    lamas present, and as a result, our students get some kind of energy that helps them control their

    minds so that it is easy for them to keep their ordination. If, instead, they run off and stay in some

    other place where there are not such good conditions, their lives become very difficult. If, on top of

    that, they get sick, the coming together of internal and external problems makes their lives even more

    difficult.

    As you know, just because youre a monk or nun does not mean that youve reached enlightenment.

    It simply means that you have gained an understanding of the nature of samsara and have decided to

    work continuously to develop within yourself the everlasting, peaceful path of liberation. Thats all.

    Getting ordained doesnt give you immediate control over your mind; it doesnt mean you are

    completely liberated. Its not like that.

    Our minds are uncontrolled. We need to control them. Monastic life allows us to develop our

    minds in a very comfortable way until we have truly achieved complete control over them and have

    gained such great knowledge-wisdom that even should we go to some berserk place, we are able to

    control that berserk energy instead of its controlling us.

    For us beginners, the desire to attain everlasting peaceful liberation is just like a flower seed. A

    flower seed needs to be cared for, watered, kept warm, fertilizedmany things are necessary. Water

    alone is not enough, it needs fertilizer. Similarly, we need Dharma teachings. If we get teachings and

    retreat, we can wake up fantastically; enthusiastic energy always comes. Otherwise, were like flowers

    that have been given only a few drops of water; when problems arise, we will find it difficult to deal

    with them. Our minds are just like flowers; we have to take good care of them.

    In Tibet, lay people looked after the Sangha. They had great respect for the Sangha because they

    knew that despite experiencing difficult conditions, the Sangha did their duty. By difficult

    conditions I dont mean that people were beating them. Their deluded minds beat them; their

    L a m a Y e s h e W i s d o m A r c h i v e : A d v i c e f o r M o n k s a n d N u n s

  • page 8

    deluded minds didnt like fighting against wisdom. Lay people knew that Sangha life was difficult,

    but worthwhile, so they respected the Sanghas internal knowledge, their control. Therefore, the

    Sangha had much support in Tibet.

    For us, its not like that; we have to take more responsibility for ourselves. Wherever our Western

    Sangha live, even in India or Nepal, its not that different from the West. I mean, you eat Western

    foodyou cant live like Indians or Nepalis. Therefore, we need somehow to put our Western lifestyle

    and Dharma together. You need coffee; have coffee. You need sweet tea, have sweet tea; you need

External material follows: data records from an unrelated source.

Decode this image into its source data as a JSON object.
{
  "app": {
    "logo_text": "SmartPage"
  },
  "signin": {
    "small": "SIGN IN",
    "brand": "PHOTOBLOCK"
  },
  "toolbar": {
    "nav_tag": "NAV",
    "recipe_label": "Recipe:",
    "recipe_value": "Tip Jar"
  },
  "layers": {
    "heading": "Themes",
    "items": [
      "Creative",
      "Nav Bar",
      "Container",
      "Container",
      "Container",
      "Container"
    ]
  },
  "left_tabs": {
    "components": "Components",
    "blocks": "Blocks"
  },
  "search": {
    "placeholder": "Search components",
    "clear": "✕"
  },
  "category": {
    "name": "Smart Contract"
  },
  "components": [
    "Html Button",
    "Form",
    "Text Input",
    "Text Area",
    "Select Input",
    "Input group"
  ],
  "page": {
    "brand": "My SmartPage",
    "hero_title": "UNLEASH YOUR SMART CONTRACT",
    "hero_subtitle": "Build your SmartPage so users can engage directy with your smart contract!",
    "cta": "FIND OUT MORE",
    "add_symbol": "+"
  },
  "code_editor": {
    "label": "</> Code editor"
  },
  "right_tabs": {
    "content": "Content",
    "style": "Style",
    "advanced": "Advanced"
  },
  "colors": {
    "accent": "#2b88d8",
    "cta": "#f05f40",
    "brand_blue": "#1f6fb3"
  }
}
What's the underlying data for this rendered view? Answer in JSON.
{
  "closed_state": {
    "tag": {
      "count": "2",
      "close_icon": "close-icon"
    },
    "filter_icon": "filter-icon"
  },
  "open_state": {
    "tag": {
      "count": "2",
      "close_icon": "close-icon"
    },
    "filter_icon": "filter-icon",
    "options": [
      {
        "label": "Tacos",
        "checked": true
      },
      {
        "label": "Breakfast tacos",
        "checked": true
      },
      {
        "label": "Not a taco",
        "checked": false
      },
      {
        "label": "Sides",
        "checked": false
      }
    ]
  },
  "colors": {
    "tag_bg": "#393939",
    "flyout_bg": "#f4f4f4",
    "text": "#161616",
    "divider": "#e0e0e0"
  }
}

    medicine, take medicine; you need cake, maybe eat cake! You have certain habits, you have a

    particular heritage, your bodies have been raised in a certain way. We cant tell you to eat only tsampa,

    drink only Tibetan tea, thats all you can have. We cannot force you like that. And you dont need such

    external changes; you dont need to be focused on cutting out various kinds of food, giving up things

    that youre used to. Really, its not necessary. Its more important to provide your body with what its

    used to, with what it needs to stay healthy. Thats more important than, Oh, Im a renunciate

    I should renounce this, I should give up that. Its not like that. Renunciation should be more in the

    mind than on the physical level. I want to give up my wallet! Please, somebody take it! That just

    makes things more difficult, dear. Okay. I think you people understand this.

    As I mentioned, I feel what

Recommended

View more >